A mum has given birth to a whopping 14lb 15oz baby – believed to be the third biggest newborn ever in the UK.
Cherral Mitchell, 31, needed two midwives to haul out big Alpha before he left staff shocked when he weighed in at more than a stone.
He’s since been nicknamed ‘Baby Hippo’ and ‘Butter Bean’.
And the big little one was also a surprise – born despite Cherral getting the contraceptive coil before he was conceived with electrical engineer husband Tyson, 35.
Cherral, who has three more kids, said: “We didn’t think he was going to be that big.
“Everyone kept laughing when his head came out.
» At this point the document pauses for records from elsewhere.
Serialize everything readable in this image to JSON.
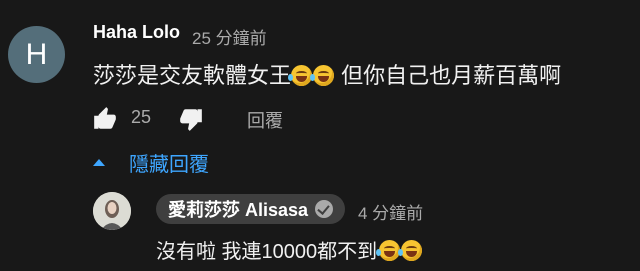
{
  "comment": {
    "avatar_letter": "H",
    "author": "Haha Lolo",
    "time": "25 分鐘前",
    "text_part1": "莎莎是交友軟體女王",
    "text_part2": " 但你自己也月薪百萬啊",
    "like_count": "25",
    "reply_label": "回覆",
    "hide_replies_label": "隱藏回覆"
  },
  "reply": {
    "author": "愛莉莎莎 Alisasa",
    "verified": true,
    "time": "4 分鐘前",
    "text": "沒有啦 我連10000都不到"
  },
  "colors": {
    "background": "#181818",
    "link_blue": "#3ea6ff",
    "avatar_main": "#546e7a",
    "secondary_text": "#aaaaaa"
  },
  "icons": [
    "thumbs-up-icon",
    "thumbs-down-icon",
    "caret-up-icon",
    "verified-check-icon",
    "rofl-emoji-icon"
  ]
}
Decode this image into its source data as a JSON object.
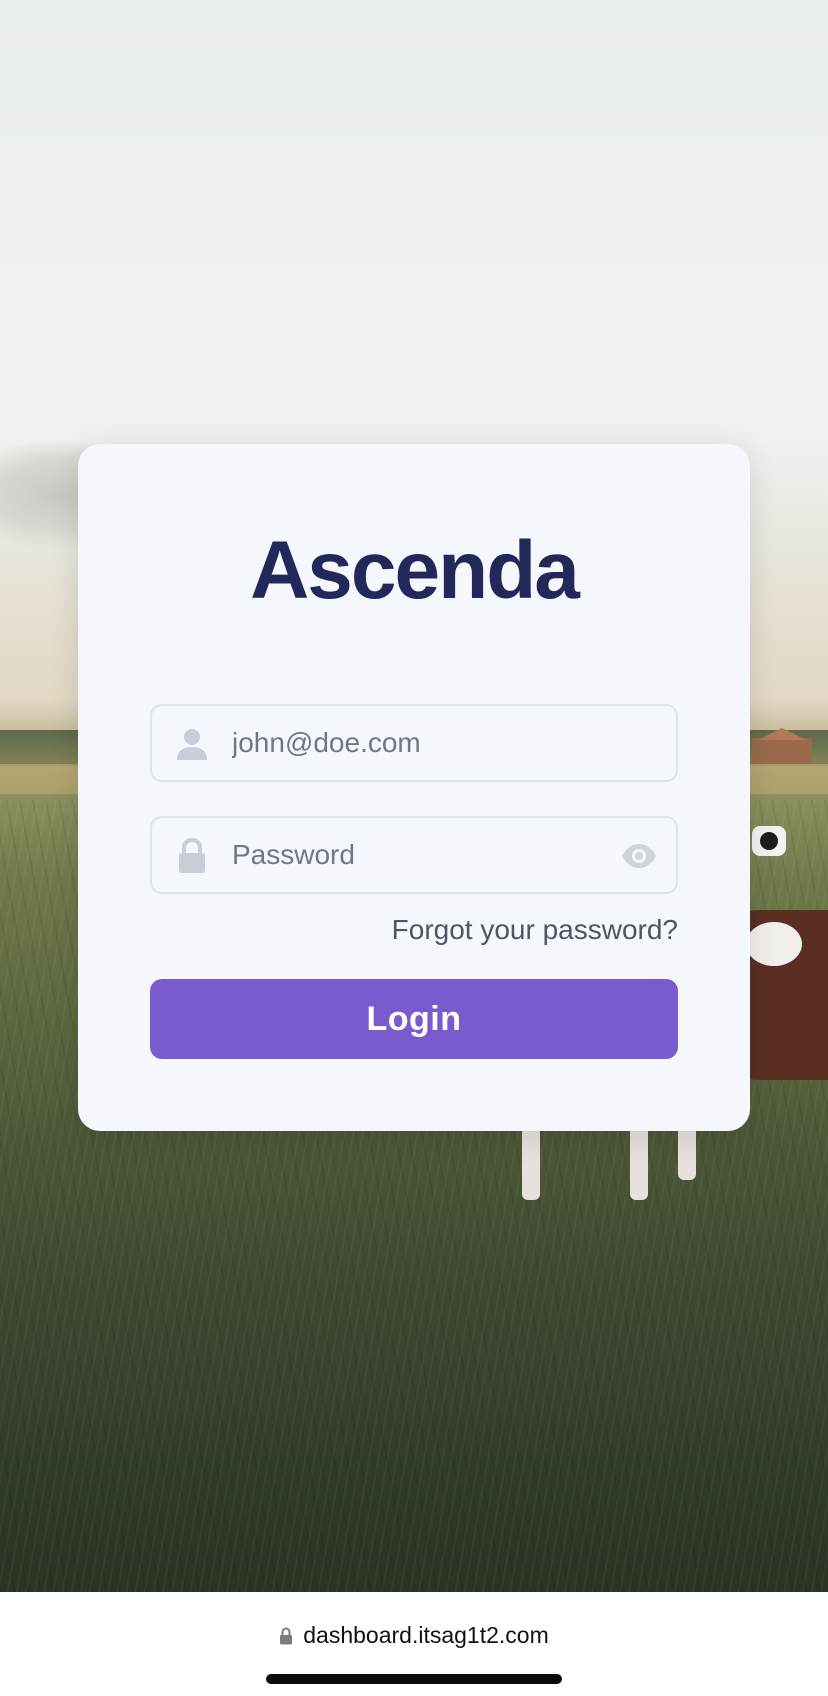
{
  "brand": {
    "logo_text": "Ascenda",
    "logo_color": "#22285a"
  },
  "login_form": {
    "email_placeholder": "john@doe.com",
    "password_placeholder": "Password",
    "forgot_link": "Forgot your password?",
    "login_button": "Login",
    "button_color": "#7a5bcd"
  },
  "icons": {
    "email_field": "user-icon",
    "password_field": "lock-icon",
    "password_toggle": "eye-icon",
    "address_bar": "lock-icon"
  },
  "browser": {
    "url": "dashboard.itsag1t2.com"
  }
}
My husband Tyson was like ‘oh my God he’s chunky’.
“There were two nurses pulling – one was trying to push him down to get him out.
“The nurses said it had to be the biggest baby and were on their phones Googling.”
Alpha, who was born at 38 weeks on Thursday, is believed to be the UK’s third-biggest baby with the current record holder being 15lb 8oz Guy Carr, born in 1992.
The second biggest is 15lb 7oz George King, who was born in Gloucester in 2013.
Doctors have put Alpha’s weight down to a sweet tooth as they believe he was snacking on Cherral’s sugary fluids while in the womb.
Cherral, from Thame, Oxon, said: “They think that because I was diagnosed quite late with gestational diabetes, Alpha was in amniotic fluid that was sweeter.
“So he was drinking a lot and peeing a lot and getting a high intake of sugar.”
Alpha was estimated to be 11lb 1oz in a scan at 37 weeks but he ballooned by three pounds before he was born a week later through a C-section at John Radcliffe Hospital in Oxford.
Cherral, a stay-at-home mum, said: “My stomach was big but not that massive so I don’t know where he was hiding.
“I keep saying I gave birth to a baby butter bean. My uncle Jason calls him a baby hippo.”
Cherral already has a son – Lyon, three – and daughters Rogue-Angel, four, and Twyla Bay, 10 months – but said that Alpha is the biggest by a long shot.
She said: “My other children were all normal.”
Alpha is currently in NICU where he’s being monitored by neonatal nurses but is “on the mend”.